A former Royal Marine has won more than £700,000 in compensation after suing the Ministry of Defence (MoD) over hearing loss caused by his military service.
James Barry, of Nottingham, claimed he was provided with inadequate protective equipment and suffered “hearing loss and tinnitus” due to exposure to “excessive noise” during his service between 2013 and 2017.
The 34-year-old had ambitions to become a medic in the Royal Navy’s Special Boat Service, but became a lorry driver after being medically discharged.
In his High Court claim, Mr Barry argued he was exposed to “incredibly loud” gunfire while on training exercises and had to cope with yellow foam earplugs that often fell out during vigorous physical activity.
His lawyers argued there had been a “systemic, widespread and prolonged breach of duty” by the MoD.
The ministry apologised to Mr Barry in court and accepted it had been negligent by failing to provide the father-of-two with suitable hearing protection.
But the MoD claimed the ex-marine was partly to blame for his hearing loss because he failed to always use equipment provided, and should receive less compensation.

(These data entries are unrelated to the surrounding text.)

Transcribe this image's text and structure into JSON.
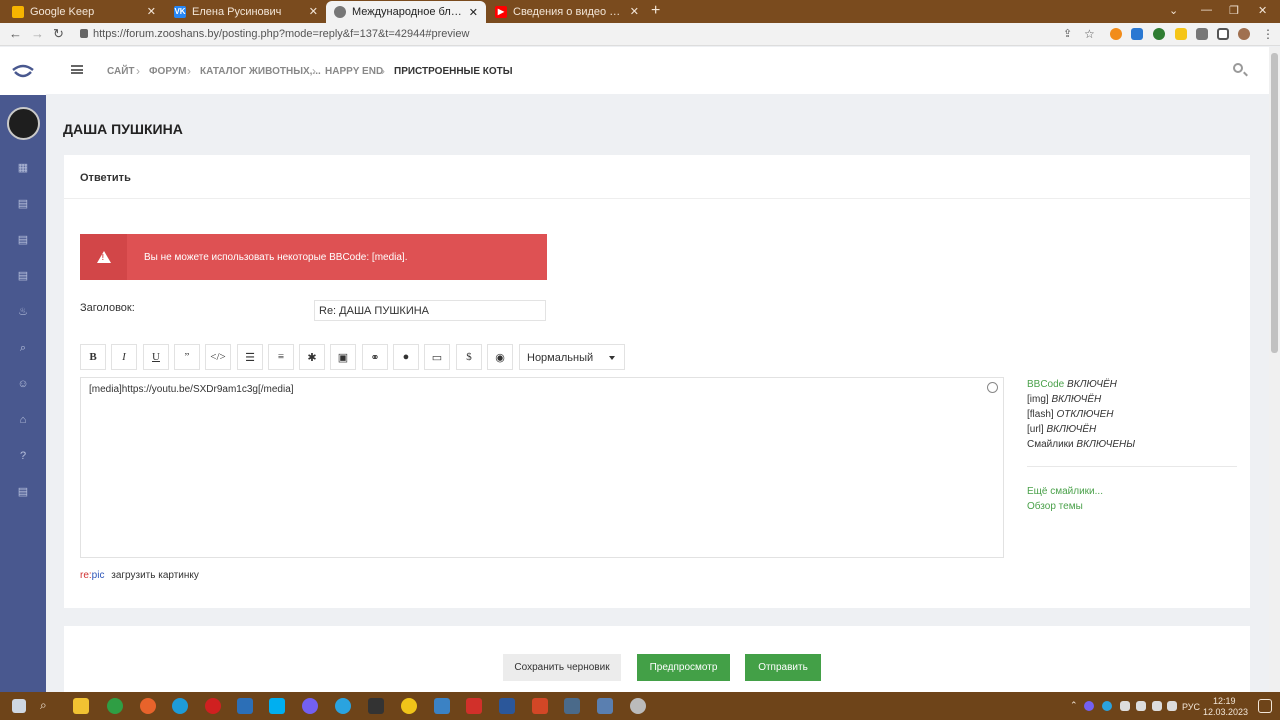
{
  "browser": {
    "tabs": [
      {
        "title": "Google Keep",
        "icon": "google-keep-icon"
      },
      {
        "title": "Елена Русинович",
        "icon": "vk-icon"
      },
      {
        "title": "Международное благотворите",
        "icon": "globe-icon"
      },
      {
        "title": "Сведения о видео - YouTube St",
        "icon": "youtube-icon"
      }
    ],
    "url": "https://forum.zooshans.by/posting.php?mode=reply&f=137&t=42944#preview"
  },
  "breadcrumb": [
    "САЙТ",
    "ФОРУМ",
    "КАТАЛОГ ЖИВОТНЫХ,...",
    "HAPPY END",
    "ПРИСТРОЕННЫЕ КОТЫ"
  ],
  "page": {
    "title": "ДАША ПУШКИНА"
  },
  "form": {
    "header": "Ответить",
    "alert": "Вы не можете использовать некоторые BBCode: [media].",
    "subject_label": "Заголовок:",
    "subject_value": "Re: ДАША ПУШКИНА",
    "toolbar_buttons": [
      {
        "label": "B",
        "name": "bold-button"
      },
      {
        "label": "I",
        "name": "italic-button"
      },
      {
        "label": "U",
        "name": "underline-button"
      },
      {
        "label": "”",
        "name": "quote-button"
      },
      {
        "label": "</>",
        "name": "code-button"
      },
      {
        "label": "☰",
        "name": "list-button"
      },
      {
        "label": "≡",
        "name": "numbered-list-button"
      },
      {
        "label": "✱",
        "name": "list-item-button"
      },
      {
        "label": "▣",
        "name": "image-button"
      },
      {
        "label": "⚭",
        "name": "link-button"
      },
      {
        "label": "●",
        "name": "color-button"
      },
      {
        "label": "▭",
        "name": "media-button"
      },
      {
        "label": "$",
        "name": "spoiler-button"
      },
      {
        "label": "◉",
        "name": "hide-button"
      }
    ],
    "font_size": "Нормальный",
    "message": "[media]https://youtu.be/SXDr9am1c3g[/media]",
    "bbcode_status": [
      {
        "label": "BBCode",
        "state": "ВКЛЮЧЁН",
        "label_link": true
      },
      {
        "label": "[img]",
        "state": "ВКЛЮЧЁН",
        "label_link": false
      },
      {
        "label": "[flash]",
        "state": "ОТКЛЮЧЕН",
        "label_link": false
      },
      {
        "label": "[url]",
        "state": "ВКЛЮЧЁН",
        "label_link": false
      },
      {
        "label": "Смайлики",
        "state": "ВКЛЮЧЕНЫ",
        "label_link": false
      }
    ],
    "more_smilies": "Ещё смайлики...",
    "topic_review": "Обзор темы",
    "repic_re": "re:",
    "repic_pic": "pic",
    "upload_image": "загрузить картинку",
    "buttons": {
      "save_draft": "Сохранить черновик",
      "preview": "Предпросмотр",
      "submit": "Отправить"
    }
  },
  "taskbar": {
    "lang": "РУС",
    "time": "12:19",
    "date": "12.03.2023"
  },
  "colors": {
    "sidebar": "#49588f",
    "alert": "#de5153",
    "accent_green": "#43a047",
    "browser_frame": "#7a4b1e"
  }
}
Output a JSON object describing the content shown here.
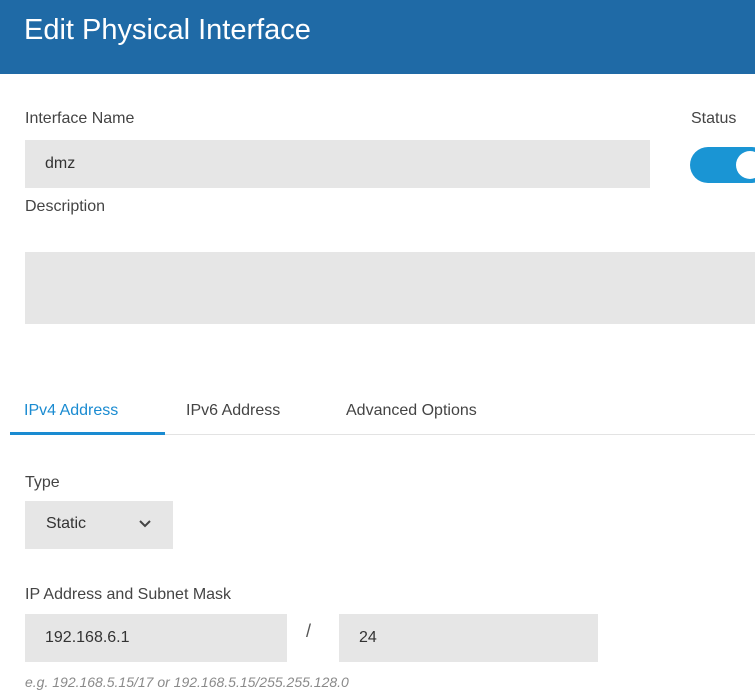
{
  "dialog": {
    "title": "Edit Physical Interface"
  },
  "form": {
    "interface_name_label": "Interface Name",
    "interface_name_value": "dmz",
    "status_label": "Status",
    "status_enabled": true,
    "description_label": "Description",
    "description_value": ""
  },
  "tabs": [
    {
      "label": "IPv4 Address",
      "active": true
    },
    {
      "label": "IPv6 Address",
      "active": false
    },
    {
      "label": "Advanced Options",
      "active": false
    }
  ],
  "ipv4": {
    "type_label": "Type",
    "type_value": "Static",
    "ip_label": "IP Address and Subnet Mask",
    "ip_value": "192.168.6.1",
    "separator": "/",
    "mask_value": "24",
    "hint": "e.g. 192.168.5.15/17 or 192.168.5.15/255.255.128.0"
  },
  "colors": {
    "header_bg": "#1f6aa6",
    "accent": "#1a8bd1",
    "toggle_on": "#1a95d4",
    "field_bg": "#e6e6e6"
  },
  "icons": {
    "select_chevron": "chevron-down-icon"
  }
}
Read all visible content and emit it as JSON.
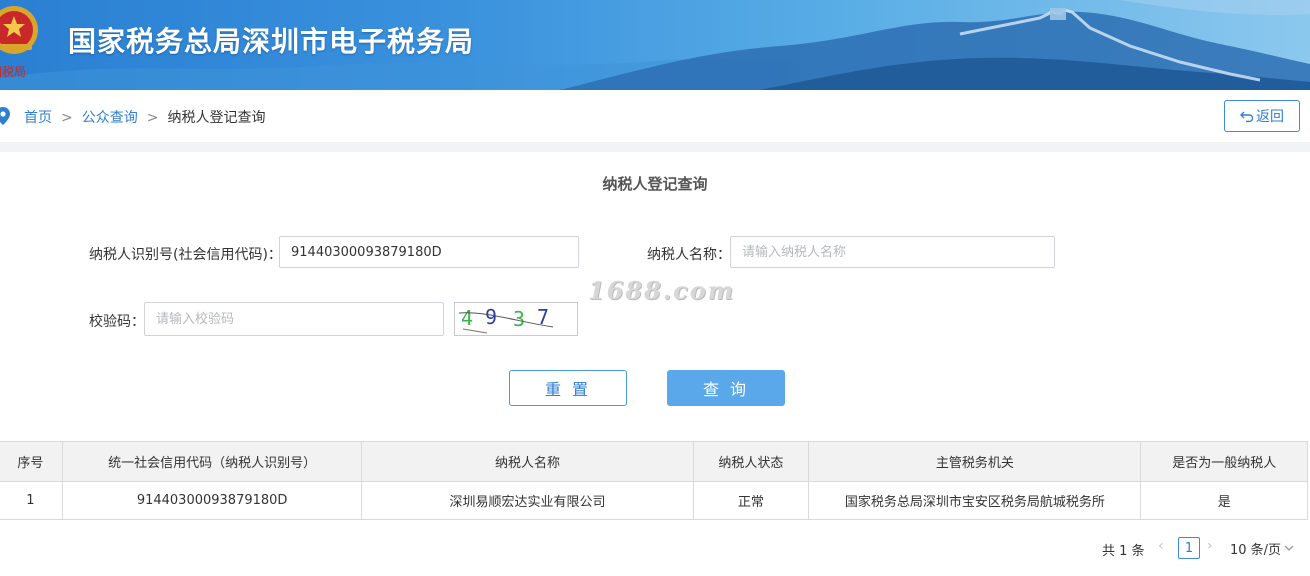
{
  "header": {
    "title": "国家税务总局深圳市电子税务局",
    "emblem_text": "国税局"
  },
  "breadcrumb": {
    "home": "首页",
    "separator": ">",
    "public_query": "公众查询",
    "current": "纳税人登记查询"
  },
  "back_button": {
    "label": "返回"
  },
  "form": {
    "title": "纳税人登记查询",
    "tax_id_label": "纳税人识别号(社会信用代码)：",
    "tax_id_value": "91440300093879180D",
    "name_label": "纳税人名称：",
    "name_placeholder": "请输入纳税人名称",
    "captcha_label": "校验码：",
    "captcha_placeholder": "请输入校验码",
    "captcha_chars": [
      "4",
      "9",
      "3",
      "7"
    ],
    "reset_label": "重 置",
    "query_label": "查 询"
  },
  "watermark": "1688.com",
  "table": {
    "columns": [
      "序号",
      "统一社会信用代码（纳税人识别号）",
      "纳税人名称",
      "纳税人状态",
      "主管税务机关",
      "是否为一般纳税人"
    ],
    "rows": [
      [
        "1",
        "91440300093879180D",
        "深圳易顺宏达实业有限公司",
        "正常",
        "国家税务总局深圳市宝安区税务局航城税务所",
        "是"
      ]
    ]
  },
  "pagination": {
    "total": "共 1 条",
    "current_page": "1",
    "page_size": "10 条/页"
  },
  "colors": {
    "accent": "#2f7fd0",
    "query_button": "#5aa8ea",
    "banner_start": "#2a7fd2",
    "banner_end": "#8cc8ee"
  }
}
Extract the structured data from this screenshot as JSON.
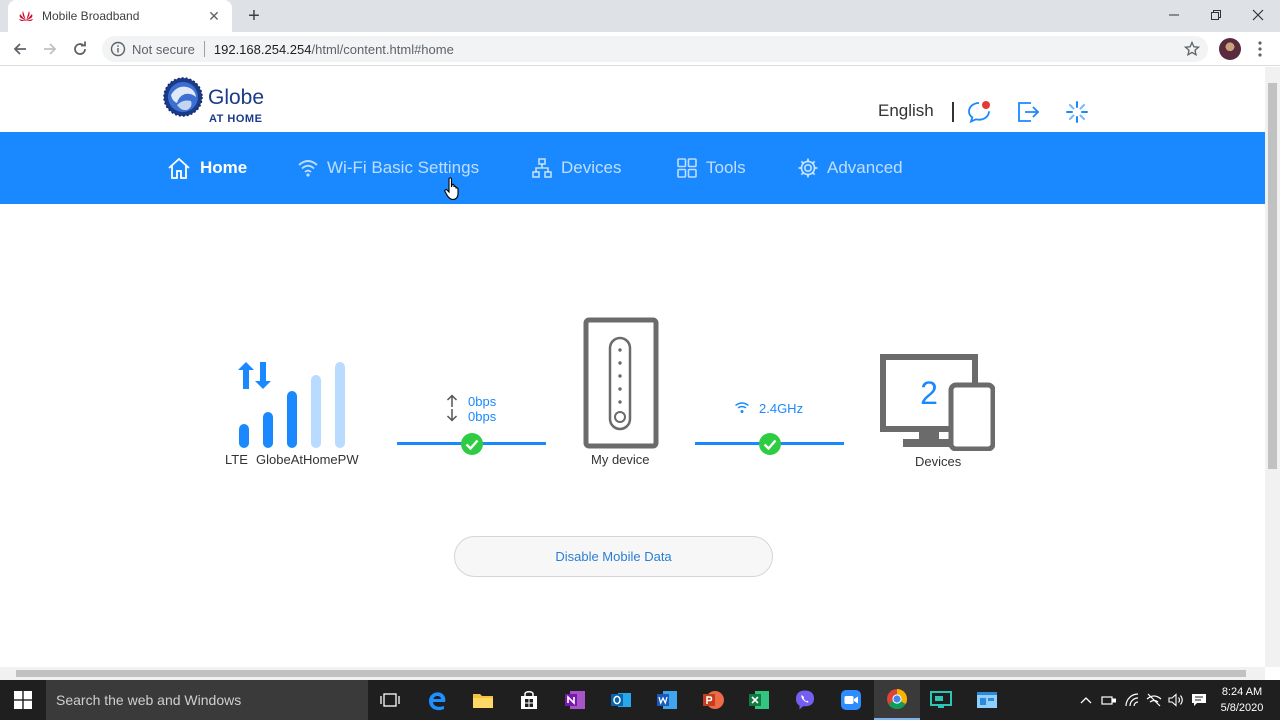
{
  "browser": {
    "tab_title": "Mobile Broadband",
    "not_secure": "Not secure",
    "url_host": "192.168.254.254",
    "url_path": "/html/content.html#home"
  },
  "header": {
    "logo_name": "Globe",
    "logo_sub": "AT HOME",
    "language": "English"
  },
  "nav": {
    "items": [
      {
        "label": "Home",
        "icon": "home-icon",
        "active": true
      },
      {
        "label": "Wi-Fi Basic Settings",
        "icon": "wifi-icon",
        "active": false
      },
      {
        "label": "Devices",
        "icon": "devices-network-icon",
        "active": false
      },
      {
        "label": "Tools",
        "icon": "tools-grid-icon",
        "active": false
      },
      {
        "label": "Advanced",
        "icon": "gear-icon",
        "active": false
      }
    ]
  },
  "status": {
    "network_type": "LTE",
    "network_name": "GlobeAtHomePW",
    "upload_rate": "0bps",
    "download_rate": "0bps",
    "router_label": "My device",
    "wifi_band": "2.4GHz",
    "device_count": "2",
    "devices_label": "Devices",
    "signal_bars_lit": 3,
    "signal_bars_total": 5
  },
  "actions": {
    "disable_mobile_data": "Disable Mobile Data"
  },
  "taskbar": {
    "search_placeholder": "Search the web and Windows",
    "time": "8:24 AM",
    "date": "5/8/2020"
  },
  "colors": {
    "accent": "#1a89ff",
    "ok": "#2ecc40"
  }
}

Mr Barry’s lawyers argued at a hearing in London in January that he should be awarded around £1.5 million in damages, while the ministry said he should only get about £250,000.
In a ruling on Friday, Mr Justice Johnson said the ministry had not shown Mr Barry was at fault over the use of “deficient” equipment and awarded him £713,716 in damages.
The judge said the available hearing protection was “inadequate and incompatible with other equipment”, adding: “lamentably, it appears that nothing was done by the MoD to address the obvious and serious problem.”
Mr Barry first noticed a problem with his hearing after returning from a training exercise dubbed “black alligator” in the United States between August and October 2014, the court was previously told.
Harry Steinberg KC, for Mr Barry, also said in written arguments that there were “exercises during basic training where hearing protection was not worn (and could not be worn) at all”.
The black alligator exercise likely resulted in “much or all” of the ex-marine’s hearing loss, the judge said in his ruling, with it involving “flash bangs, flash crashes, grenades, and a general purpose machine gun which was operated within 10 metres of Mr Barry”.
The training at a “dummy town” in California to practise urban warfare at one point saw an F16 fighter fly at low level above Mr Barry, while gunfire reverberated off metal shipping containers used as mock buildings.
After the exercise the ex-marine noticed “a constant, high pitched noise which was intrusive, particularly at night”, the judge said.
Mr Barry’s lawyers claimed he received insufficient hearing protection training, that use of equipment was not properly enforced and the ear defenders and earplugs provided were incompatible with a helmet and using a radio.
Andrew Ward, for the MoD, argued Mr Barry’s practice of not wearing ear protection in his left ear when using the radio went against instructions and amounted to “contributory negligence”.
But Mr Justice Johnson ruled that there was no evidence it was Mr Barry’s fault that earplugs often fell out, noting that he was “far from alone” in experiencing this.
The judge added that Mr Barry was involved in exercises that were “highly complex, challenging and potentially dangerous, involving intense simulated warfare and high cognitive demands”.
“It is understandable that replacement of hearing protection in the midst of a firefight, simulated, but with a high degree of realism, was not always at the forefront of Mr Barry’s mind,” the judge added.
The judge also said it was “not unreasonable” that Mr Barry removed an earplug “in the light of the defective equipment” when using a radio, with it not amounting to a failure to comply with instructions.
He concluded: “The MoD admits that Mr Barry has suffered injury and loss as a result of exposure to excessive levels of noise and that this was due to the MoD’s negligence and breach of statutory duty. It has not shown that Mr Barry was at fault.
“Mr Barry is entitled to compensation for his losses, without any reduction for contributory negligence.”